This week’s historic auction proved no less popular. An unprecedented and record-breaking 22 million people watched the final moments of the auction’s livestream, which saw bidding rapidly rise in US$15 million (£10.8 million) increments in the last few minutes. Bidders hailed from 11 countries and an astounding 91 percent of them were new buyers to Christie’s. The anonymous winning bidder paid for the artwork in cryptocurrency.
But digital artwork has been around for a while, so why the sudden boom? “Artists have been using hardware and software to create artwork and distribute it on the internet for the last 20+ years but there was never a real way to truly own and collect it,” explained Beeple. “With NFTs that has now changed.
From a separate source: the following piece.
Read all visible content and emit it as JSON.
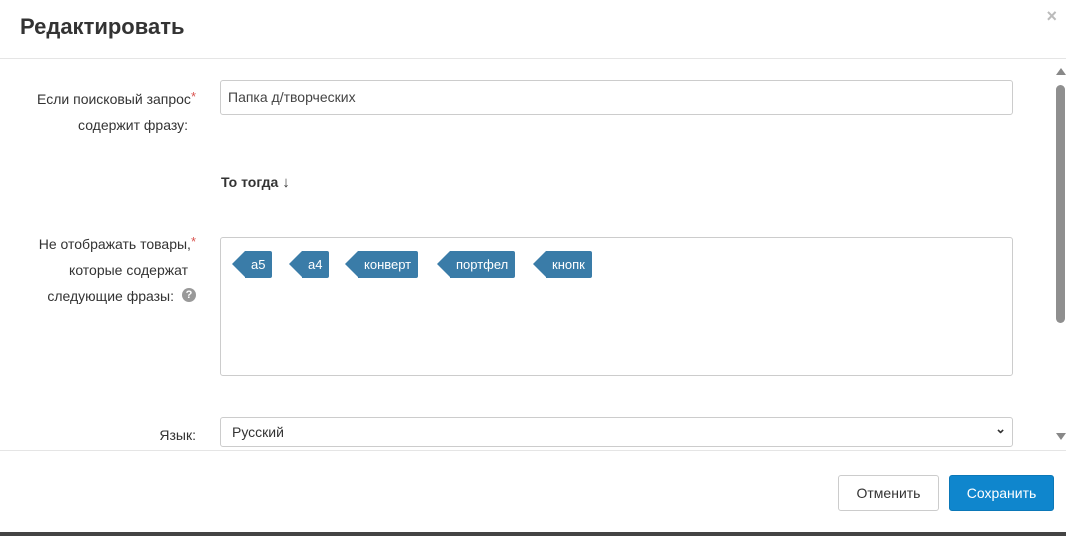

I believe we are witnessing the beginning of the next chapter in art history, digital art.”
NFTs, or unique digital tokens, guarantee the authenticity of a digital artwork by encrypting the artist’s signature and tracking its provenance using blockchain technology. The NFT for Beeple’s ‘Everyday’ piece was generated by MakersPlace, a marketplace for digital creators.
“My clients over 40 think this is either tulips or the emperor’s new clothes,” remarked art law attorney Thomas Danziger. “But younger clients think this could be the next da Vinci or bigger. People collect the art of their times. This may turn out to be the best thing since sliced bread, in the rearview mirror.”
Even the artist himself was shocked by the dizzying heights his collage reached. Reacting on Twitter moments after the winning bid had been placed, Beeple exclaimed: “Holy f***!”